The waterborne disease has killed more than 4,000 people in seven countries over the past two years. Experts blame severe storms, a lack of vaccines, and poor water and sewer systems.
Sandra Mwayera wailed as her older brother slouched next to her in the back seat of a car — he had died from cholera as he waited for treatment among dozens of others outside a hospital in Zimbabwe’s capital, Harare.
“My brother! My brother! Why have you abandoned me?” she pleaded. “Come back, please. Come back!”
In neighboring Zambia, inside the 60,000-seat National Heroes Stadium in the capital, Lusaka, rows of gray cots lined rooms at a makeshift treatment center where 24-year-old Memory Musonda had died. Her family said they were not informed until four days later — the government buried her, and they have yet to locate her grave.
Ms. Musonda’s uncle, Stanley Mwamba Kafula, said the family was “disturbed” and “heartbroken.”
Active outbreaks of cholera, a waterborne bacterial disease, are now raging in five countries in central and southern Africa, ranging from as far north as the Democratic Republic of Congo, and down to Mozambique.
The epidemic has spread over the past two years, infecting more than 220,000 and killing more than 4,000 people in seven countries. This is the deadliest regional outbreak in terms of cases and deaths to hit Africa in at least a decade, said Dr. Patrick Otim, who oversees the cholera response for the World Health Organization in Africa. Public health workers in Africa say it is rare to see so many cases in so many countries at the same time.

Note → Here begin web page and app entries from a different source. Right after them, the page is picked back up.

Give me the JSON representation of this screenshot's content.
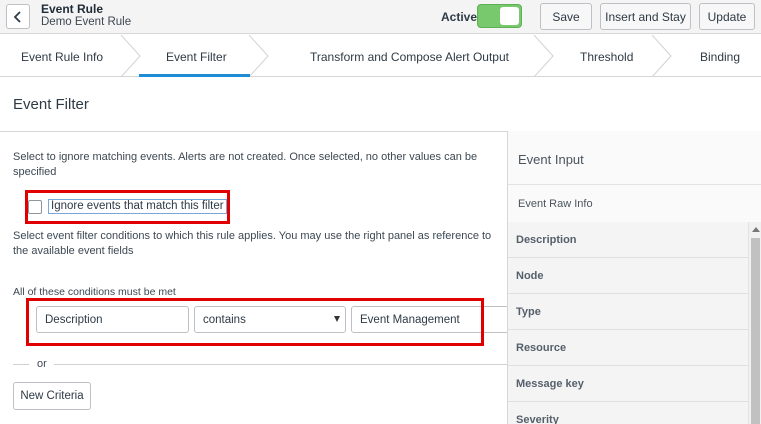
{
  "header": {
    "title": "Event Rule",
    "subtitle": "Demo Event Rule",
    "active_label": "Active",
    "active": true,
    "buttons": {
      "save": "Save",
      "insert_and_stay": "Insert and Stay",
      "update": "Update"
    }
  },
  "tabs": [
    {
      "label": "Event Rule Info"
    },
    {
      "label": "Event Filter",
      "active": true
    },
    {
      "label": "Transform and Compose Alert Output"
    },
    {
      "label": "Threshold"
    },
    {
      "label": "Binding"
    }
  ],
  "section": {
    "title": "Event Filter"
  },
  "filter": {
    "ignore_help": "Select to ignore matching events. Alerts are not created. Once selected, no other values can be specified",
    "ignore_checkbox_label": "Ignore events that match this filter",
    "ignore_checked": false,
    "conditions_help": "Select event filter conditions to which this rule applies. You may use the right panel as reference to the available event fields",
    "conditions_label": "All of these conditions must be met",
    "condition": {
      "field": "Description",
      "operator": "contains",
      "value": "Event Management"
    },
    "or_label": "or",
    "new_criteria_label": "New Criteria"
  },
  "right_panel": {
    "title": "Event Input",
    "subtitle": "Event Raw Info",
    "fields": [
      "Description",
      "Node",
      "Type",
      "Resource",
      "Message key",
      "Severity"
    ]
  },
  "colors": {
    "toggle_on": "#78c96e",
    "active_tab_bar": "#1f8dd6",
    "highlight": "#e00000"
  }
}
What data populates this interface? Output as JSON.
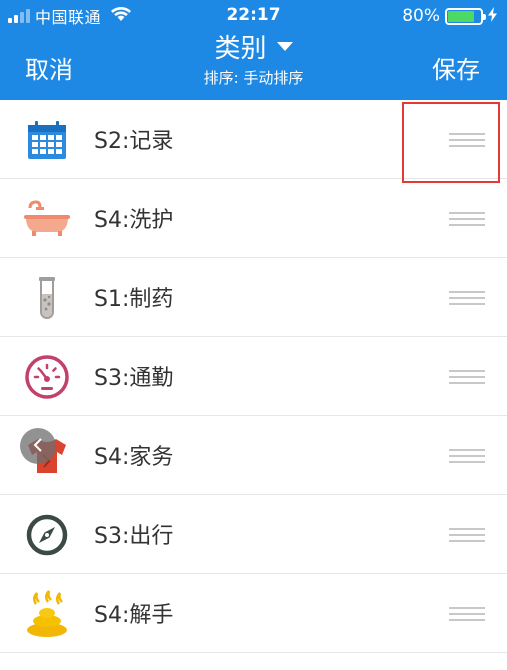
{
  "status_bar": {
    "carrier": "中国联通",
    "time": "22:17",
    "battery": "80%",
    "battery_level": 0.8
  },
  "nav": {
    "cancel_label": "取消",
    "title": "类别",
    "subtitle": "排序: 手动排序",
    "save_label": "保存"
  },
  "items": [
    {
      "label": "S2:记录",
      "icon": "calendar-icon"
    },
    {
      "label": "S4:洗护",
      "icon": "bathtub-icon"
    },
    {
      "label": "S1:制药",
      "icon": "test-tube-icon"
    },
    {
      "label": "S3:通勤",
      "icon": "speedometer-icon"
    },
    {
      "label": "S4:家务",
      "icon": "shirt-icon"
    },
    {
      "label": "S3:出行",
      "icon": "compass-icon"
    },
    {
      "label": "S4:解手",
      "icon": "poop-icon"
    }
  ],
  "colors": {
    "header": "#1e88e5",
    "highlight": "#e53935"
  }
}
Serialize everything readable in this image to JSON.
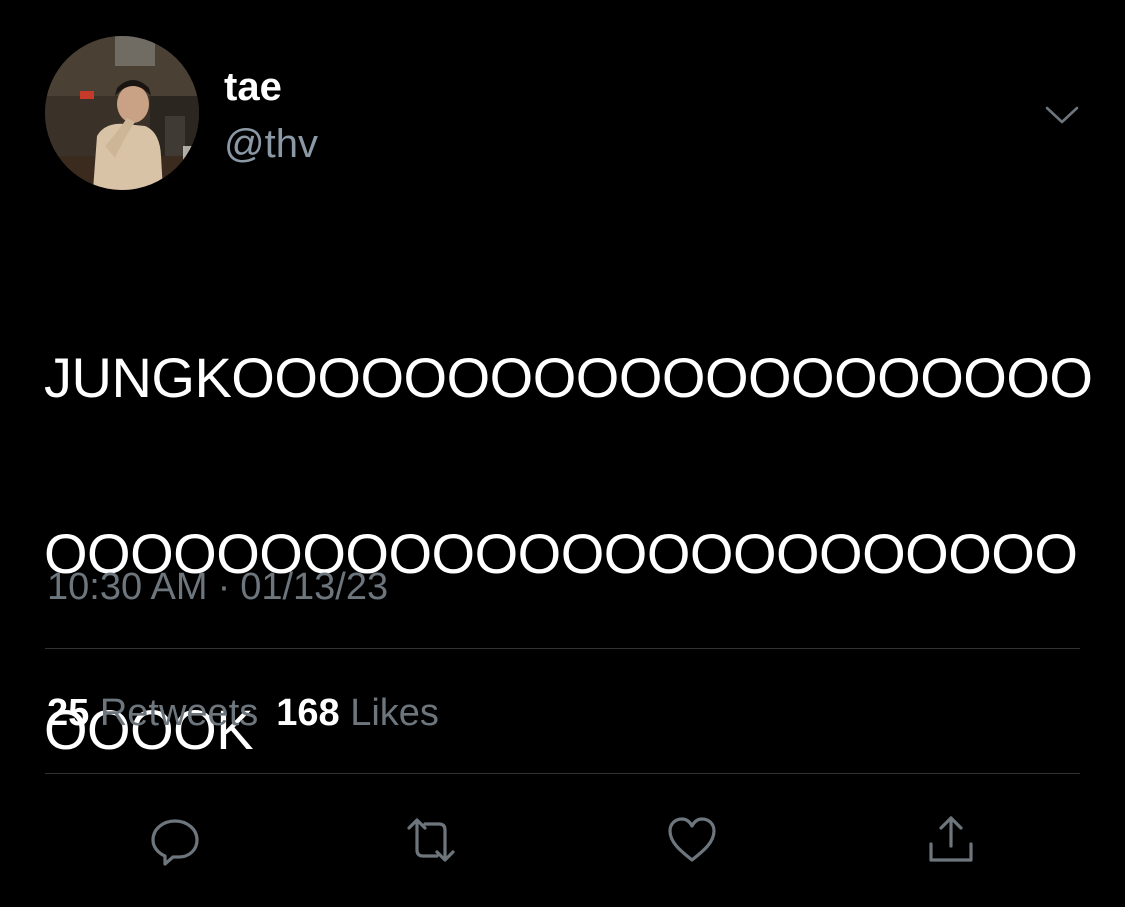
{
  "author": {
    "display_name": "tae",
    "handle": "@thv",
    "avatar_icon": "profile-photo"
  },
  "tweet": {
    "text_lines": [
      "JUNGKOOOOOOOOOOOOOOOOOOOO",
      "OOOOOOOOOOOOOOOOOOOOOOOO",
      "OOOOK"
    ],
    "time": "10:30 AM",
    "separator": "·",
    "date": "01/13/23"
  },
  "stats": {
    "retweets_count": "25",
    "retweets_label": "Retweets",
    "likes_count": "168",
    "likes_label": "Likes"
  },
  "actions": {
    "reply_icon": "reply-icon",
    "retweet_icon": "retweet-icon",
    "like_icon": "heart-icon",
    "share_icon": "share-icon"
  },
  "colors": {
    "background": "#000000",
    "primary_text": "#ffffff",
    "secondary_text": "#6e767d",
    "divider": "#2f3336"
  }
}
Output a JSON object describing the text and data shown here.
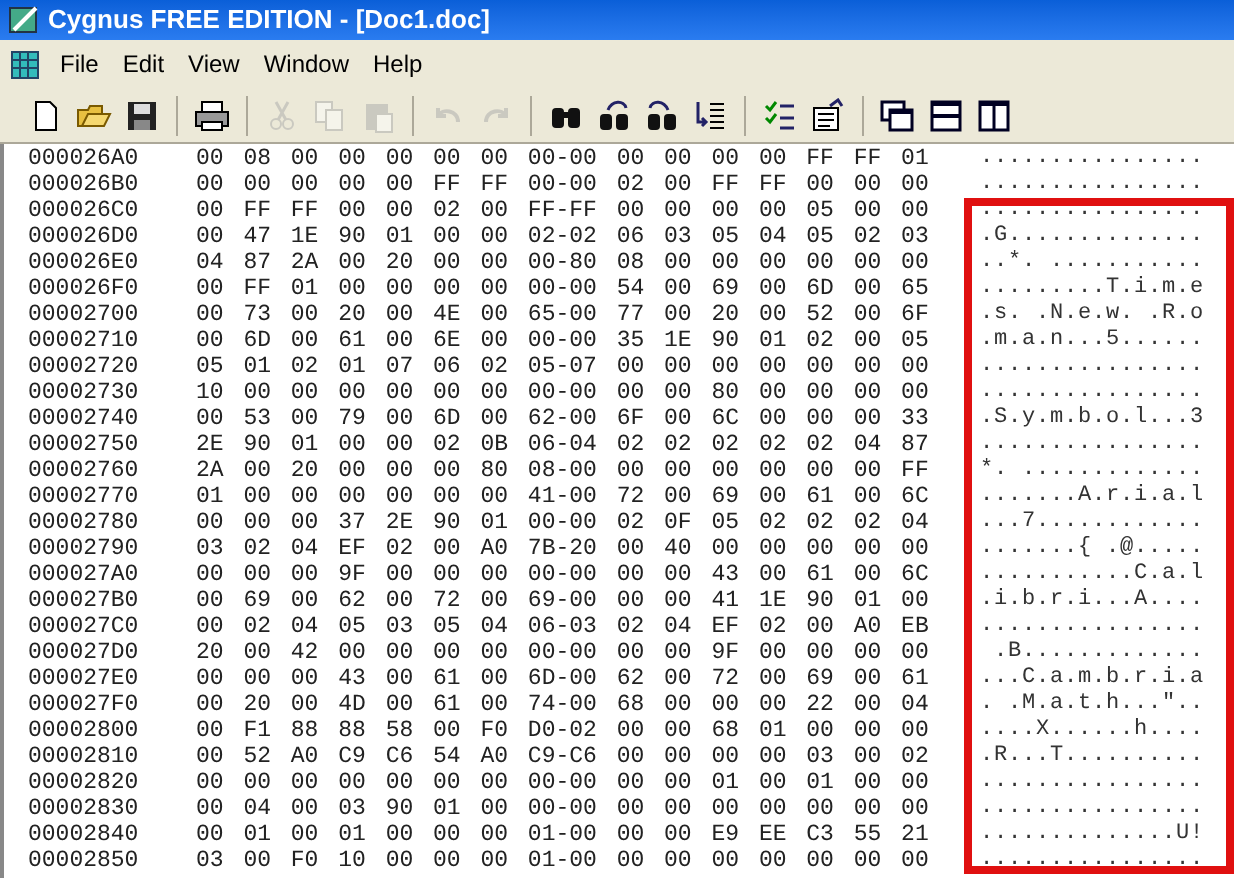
{
  "window": {
    "title": "Cygnus FREE EDITION - [Doc1.doc]"
  },
  "menu": [
    "File",
    "Edit",
    "View",
    "Window",
    "Help"
  ],
  "toolbar": [
    {
      "kind": "new",
      "disabled": false
    },
    {
      "kind": "open",
      "disabled": false
    },
    {
      "kind": "save",
      "disabled": false
    },
    {
      "kind": "sep"
    },
    {
      "kind": "print",
      "disabled": false
    },
    {
      "kind": "sep"
    },
    {
      "kind": "cut",
      "disabled": true
    },
    {
      "kind": "copy",
      "disabled": true
    },
    {
      "kind": "paste",
      "disabled": true
    },
    {
      "kind": "sep"
    },
    {
      "kind": "undo",
      "disabled": true
    },
    {
      "kind": "redo",
      "disabled": true
    },
    {
      "kind": "sep"
    },
    {
      "kind": "find",
      "disabled": false
    },
    {
      "kind": "findnext",
      "disabled": false
    },
    {
      "kind": "findprev",
      "disabled": false
    },
    {
      "kind": "goto",
      "disabled": false
    },
    {
      "kind": "sep"
    },
    {
      "kind": "checklist",
      "disabled": false
    },
    {
      "kind": "properties",
      "disabled": false
    },
    {
      "kind": "sep"
    },
    {
      "kind": "cascade",
      "disabled": false
    },
    {
      "kind": "tilehoriz",
      "disabled": false
    },
    {
      "kind": "tilevert",
      "disabled": false
    }
  ],
  "rows": [
    {
      "address": "000026A0",
      "hex": "00 08 00 00 00 00 00 00-00 00 00 00 00 FF FF 01",
      "ascii": "................",
      "highlighted": false
    },
    {
      "address": "000026B0",
      "hex": "00 00 00 00 00 FF FF 00-00 02 00 FF FF 00 00 00",
      "ascii": "................",
      "highlighted": false
    },
    {
      "address": "000026C0",
      "hex": "00 FF FF 00 00 02 00 FF-FF 00 00 00 00 05 00 00",
      "ascii": "................",
      "highlighted": true
    },
    {
      "address": "000026D0",
      "hex": "00 47 1E 90 01 00 00 02-02 06 03 05 04 05 02 03",
      "ascii": ".G..............",
      "highlighted": true
    },
    {
      "address": "000026E0",
      "hex": "04 87 2A 00 20 00 00 00-80 08 00 00 00 00 00 00",
      "ascii": "..*. ...........",
      "highlighted": true
    },
    {
      "address": "000026F0",
      "hex": "00 FF 01 00 00 00 00 00-00 54 00 69 00 6D 00 65",
      "ascii": ".........T.i.m.e",
      "highlighted": true
    },
    {
      "address": "00002700",
      "hex": "00 73 00 20 00 4E 00 65-00 77 00 20 00 52 00 6F",
      "ascii": ".s. .N.e.w. .R.o",
      "highlighted": true
    },
    {
      "address": "00002710",
      "hex": "00 6D 00 61 00 6E 00 00-00 35 1E 90 01 02 00 05",
      "ascii": ".m.a.n...5......",
      "highlighted": true
    },
    {
      "address": "00002720",
      "hex": "05 01 02 01 07 06 02 05-07 00 00 00 00 00 00 00",
      "ascii": "................",
      "highlighted": true
    },
    {
      "address": "00002730",
      "hex": "10 00 00 00 00 00 00 00-00 00 00 80 00 00 00 00",
      "ascii": "................",
      "highlighted": true
    },
    {
      "address": "00002740",
      "hex": "00 53 00 79 00 6D 00 62-00 6F 00 6C 00 00 00 33",
      "ascii": ".S.y.m.b.o.l...3",
      "highlighted": true
    },
    {
      "address": "00002750",
      "hex": "2E 90 01 00 00 02 0B 06-04 02 02 02 02 02 04 87",
      "ascii": "................",
      "highlighted": true
    },
    {
      "address": "00002760",
      "hex": "2A 00 20 00 00 00 80 08-00 00 00 00 00 00 00 FF",
      "ascii": "*. .............",
      "highlighted": true
    },
    {
      "address": "00002770",
      "hex": "01 00 00 00 00 00 00 41-00 72 00 69 00 61 00 6C",
      "ascii": ".......A.r.i.a.l",
      "highlighted": true
    },
    {
      "address": "00002780",
      "hex": "00 00 00 37 2E 90 01 00-00 02 0F 05 02 02 02 04",
      "ascii": "...7............",
      "highlighted": true
    },
    {
      "address": "00002790",
      "hex": "03 02 04 EF 02 00 A0 7B-20 00 40 00 00 00 00 00",
      "ascii": ".......{ .@.....",
      "highlighted": true
    },
    {
      "address": "000027A0",
      "hex": "00 00 00 9F 00 00 00 00-00 00 00 43 00 61 00 6C",
      "ascii": "...........C.a.l",
      "highlighted": true
    },
    {
      "address": "000027B0",
      "hex": "00 69 00 62 00 72 00 69-00 00 00 41 1E 90 01 00",
      "ascii": ".i.b.r.i...A....",
      "highlighted": true
    },
    {
      "address": "000027C0",
      "hex": "00 02 04 05 03 05 04 06-03 02 04 EF 02 00 A0 EB",
      "ascii": "................",
      "highlighted": true
    },
    {
      "address": "000027D0",
      "hex": "20 00 42 00 00 00 00 00-00 00 00 9F 00 00 00 00",
      "ascii": " .B.............",
      "highlighted": true
    },
    {
      "address": "000027E0",
      "hex": "00 00 00 43 00 61 00 6D-00 62 00 72 00 69 00 61",
      "ascii": "...C.a.m.b.r.i.a",
      "highlighted": true
    },
    {
      "address": "000027F0",
      "hex": "00 20 00 4D 00 61 00 74-00 68 00 00 00 22 00 04",
      "ascii": ". .M.a.t.h...\"..",
      "highlighted": true
    },
    {
      "address": "00002800",
      "hex": "00 F1 88 88 58 00 F0 D0-02 00 00 68 01 00 00 00",
      "ascii": "....X......h....",
      "highlighted": true
    },
    {
      "address": "00002810",
      "hex": "00 52 A0 C9 C6 54 A0 C9-C6 00 00 00 00 03 00 02",
      "ascii": ".R...T..........",
      "highlighted": true
    },
    {
      "address": "00002820",
      "hex": "00 00 00 00 00 00 00 00-00 00 00 01 00 01 00 00",
      "ascii": "................",
      "highlighted": true
    },
    {
      "address": "00002830",
      "hex": "00 04 00 03 90 01 00 00-00 00 00 00 00 00 00 00",
      "ascii": "................",
      "highlighted": true
    },
    {
      "address": "00002840",
      "hex": "00 01 00 01 00 00 00 01-00 00 00 E9 EE C3 55 21",
      "ascii": "..............U!",
      "highlighted": true
    },
    {
      "address": "00002850",
      "hex": "03 00 F0 10 00 00 00 01-00 00 00 00 00 00 00 00",
      "ascii": "................",
      "highlighted": true
    }
  ]
}
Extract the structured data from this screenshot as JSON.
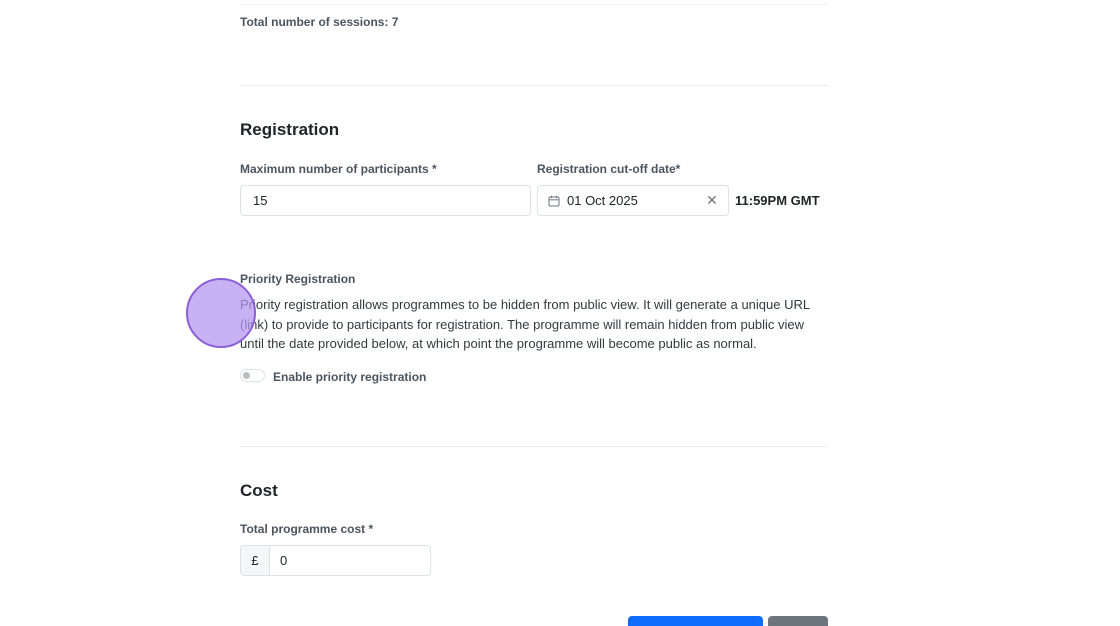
{
  "schedule": {
    "sessions_text": "Total number of sessions: 7"
  },
  "registration": {
    "title": "Registration",
    "max_participants_label": "Maximum number of participants *",
    "max_participants_value": "15",
    "cutoff_label": "Registration cut-off date*",
    "cutoff_date": "01 Oct 2025",
    "cutoff_time": "11:59PM GMT",
    "calendar_icon": "calendar-icon",
    "clear_icon_glyph": "✕"
  },
  "priority": {
    "label": "Priority Registration",
    "description": "Priority registration allows programmes to be hidden from public view. It will generate a unique URL (link) to provide to participants for registration. The programme will remain hidden from public view until the date provided below, at which point the programme will become public as normal.",
    "toggle_label": "Enable priority registration",
    "toggle_enabled": false
  },
  "cost": {
    "title": "Cost",
    "total_label": "Total programme cost *",
    "currency_symbol": "£",
    "total_value": "0"
  },
  "colors": {
    "primary": "#0d6efd",
    "secondary": "#6c757d",
    "cursor_fill": "#b494ee",
    "cursor_border": "#8a5fd8"
  }
}
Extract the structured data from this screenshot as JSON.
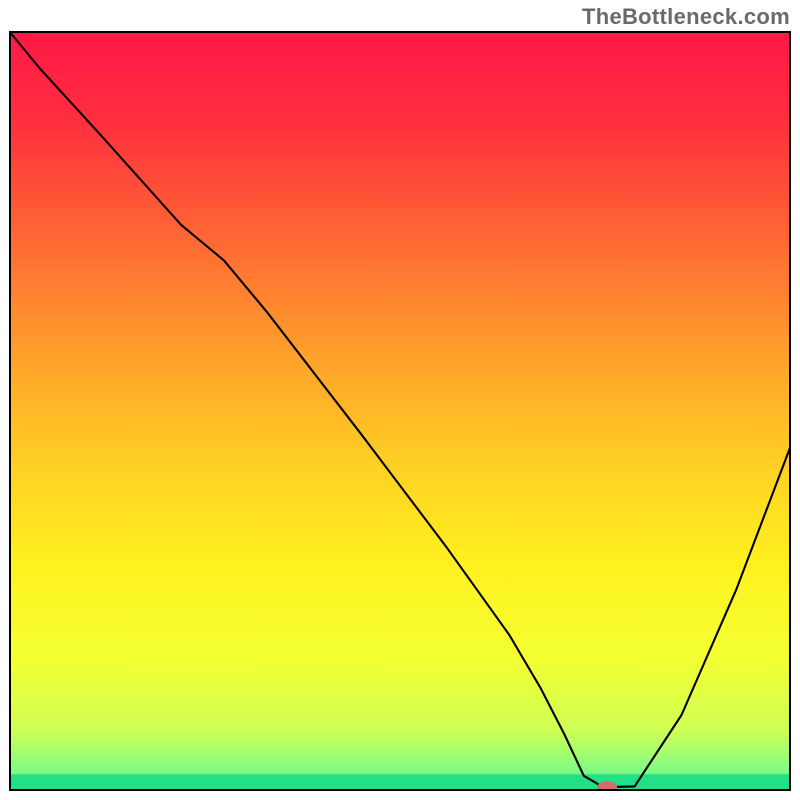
{
  "watermark": "TheBottleneck.com",
  "chart_data": {
    "type": "line",
    "title": "",
    "xlabel": "",
    "ylabel": "",
    "xlim": [
      0,
      100
    ],
    "ylim": [
      0,
      100
    ],
    "grid": false,
    "legend": false,
    "gradient_stops": [
      {
        "offset": 0.0,
        "color": "#ff1846"
      },
      {
        "offset": 0.12,
        "color": "#ff2f3e"
      },
      {
        "offset": 0.28,
        "color": "#ff6a33"
      },
      {
        "offset": 0.44,
        "color": "#ffa52a"
      },
      {
        "offset": 0.58,
        "color": "#ffd223"
      },
      {
        "offset": 0.7,
        "color": "#fff01f"
      },
      {
        "offset": 0.82,
        "color": "#f4ff30"
      },
      {
        "offset": 0.92,
        "color": "#cfff55"
      },
      {
        "offset": 0.975,
        "color": "#7efb84"
      },
      {
        "offset": 1.0,
        "color": "#21e087"
      }
    ],
    "green_band": {
      "y0": 0.0,
      "y1": 2.2,
      "color": "#21e087"
    },
    "series": [
      {
        "name": "bottleneck-curve",
        "x": [
          0.0,
          4.0,
          12.0,
          22.0,
          27.5,
          33.0,
          45.0,
          56.0,
          64.0,
          68.0,
          71.0,
          73.5,
          76.0,
          80.0,
          86.0,
          93.0,
          100.0
        ],
        "y": [
          100.0,
          95.0,
          86.0,
          74.5,
          69.8,
          63.0,
          47.0,
          32.0,
          20.5,
          13.5,
          7.5,
          2.0,
          0.5,
          0.6,
          10.0,
          26.5,
          45.5
        ],
        "color": "#000000",
        "width": 2.1
      }
    ],
    "marker": {
      "x": 76.5,
      "y": 0.5,
      "rx": 10,
      "ry": 6,
      "color": "#d46a6a"
    },
    "frame_stroke": "#000000",
    "frame_width": 2
  }
}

Cholera cases in Africa had actually been on a downward slide and hit a low in 2020, he said. But then came an uptick in West Africa in 2021, followed by the current outbreak in the southern part of the continent.